An employee's firing does not bar workers' compensation benefits if the claimant's evidence demonstrates that his or her disability caused the subsequent inability to find work, the Court of Special Appeals has ruled. The court's ruling stems from a lawsuit involving an injured worker receiving benefits who was fired after his assertion that he had not worked for a business he owned on the side was contradicted by video surveillance.
The Washington Metropolitan Area Transit Authority (WMATA) had appealed a Circuit Court for Prince George's County decision against it in a worker's compensation lawsuit. Robert Washington had been fired for claiming that he was unable to work after an injury to his back while employed as WMATA as a truck operator. However, video surveillance introduced at the Workers' Compensation Commission hearing to determine Washington's continued receipt of temporary total disability payments showed that he was working as a driver for his stretch limousine service two days before the hearing. Washington specifically denied that he had not worked those days. The Commission ruled against Washington, although Washington was later awarded permanent partial disability amounting to 22 percent industrial loss of use of his body because of the injury to his back.

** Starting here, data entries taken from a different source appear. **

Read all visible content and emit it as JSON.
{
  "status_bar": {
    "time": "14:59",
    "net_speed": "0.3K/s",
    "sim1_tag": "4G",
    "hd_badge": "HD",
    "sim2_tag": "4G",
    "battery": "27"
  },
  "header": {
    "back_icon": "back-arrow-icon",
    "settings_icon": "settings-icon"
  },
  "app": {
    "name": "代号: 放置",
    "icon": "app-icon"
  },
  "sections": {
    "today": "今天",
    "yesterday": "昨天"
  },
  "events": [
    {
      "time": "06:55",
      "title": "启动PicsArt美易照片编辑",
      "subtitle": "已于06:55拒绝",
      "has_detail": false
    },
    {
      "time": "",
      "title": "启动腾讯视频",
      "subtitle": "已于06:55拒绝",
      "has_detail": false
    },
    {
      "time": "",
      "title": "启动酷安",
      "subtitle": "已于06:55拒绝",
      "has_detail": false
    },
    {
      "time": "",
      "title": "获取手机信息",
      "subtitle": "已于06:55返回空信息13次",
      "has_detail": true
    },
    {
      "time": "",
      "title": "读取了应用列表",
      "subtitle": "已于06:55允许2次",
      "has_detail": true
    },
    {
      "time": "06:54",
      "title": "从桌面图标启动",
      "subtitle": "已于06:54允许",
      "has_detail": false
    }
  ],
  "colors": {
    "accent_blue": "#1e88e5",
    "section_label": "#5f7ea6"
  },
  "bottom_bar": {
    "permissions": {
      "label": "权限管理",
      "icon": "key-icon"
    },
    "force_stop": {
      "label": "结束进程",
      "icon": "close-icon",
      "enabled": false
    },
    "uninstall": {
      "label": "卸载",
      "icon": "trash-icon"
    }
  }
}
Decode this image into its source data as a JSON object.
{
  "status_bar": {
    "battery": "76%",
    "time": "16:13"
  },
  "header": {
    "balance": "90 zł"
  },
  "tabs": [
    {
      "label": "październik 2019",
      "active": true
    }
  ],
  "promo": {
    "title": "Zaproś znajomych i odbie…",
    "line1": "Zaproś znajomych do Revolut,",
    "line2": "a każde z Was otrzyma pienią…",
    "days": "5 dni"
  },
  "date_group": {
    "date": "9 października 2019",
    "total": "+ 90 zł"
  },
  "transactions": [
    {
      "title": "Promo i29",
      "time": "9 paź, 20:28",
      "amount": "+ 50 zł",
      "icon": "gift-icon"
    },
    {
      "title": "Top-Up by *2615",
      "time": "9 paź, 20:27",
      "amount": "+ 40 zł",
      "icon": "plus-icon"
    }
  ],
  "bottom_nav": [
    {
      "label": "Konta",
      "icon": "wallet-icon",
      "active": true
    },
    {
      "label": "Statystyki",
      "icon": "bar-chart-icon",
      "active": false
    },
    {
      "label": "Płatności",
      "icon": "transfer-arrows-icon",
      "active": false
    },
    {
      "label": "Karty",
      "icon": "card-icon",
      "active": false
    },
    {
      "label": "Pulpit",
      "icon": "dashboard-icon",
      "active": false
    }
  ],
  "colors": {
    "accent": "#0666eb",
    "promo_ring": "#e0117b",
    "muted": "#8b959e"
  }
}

Dissatisfied with the award, Washington asked for judicial review of the Commission's decision. WMATA did not challenge the award; but, before trial, WMATA asked the court to exclude all evidence Washington planned to present concerning his past and current income as the owner of the limousine service and his past or present loss of income resulting from his termination of employment with WMATA.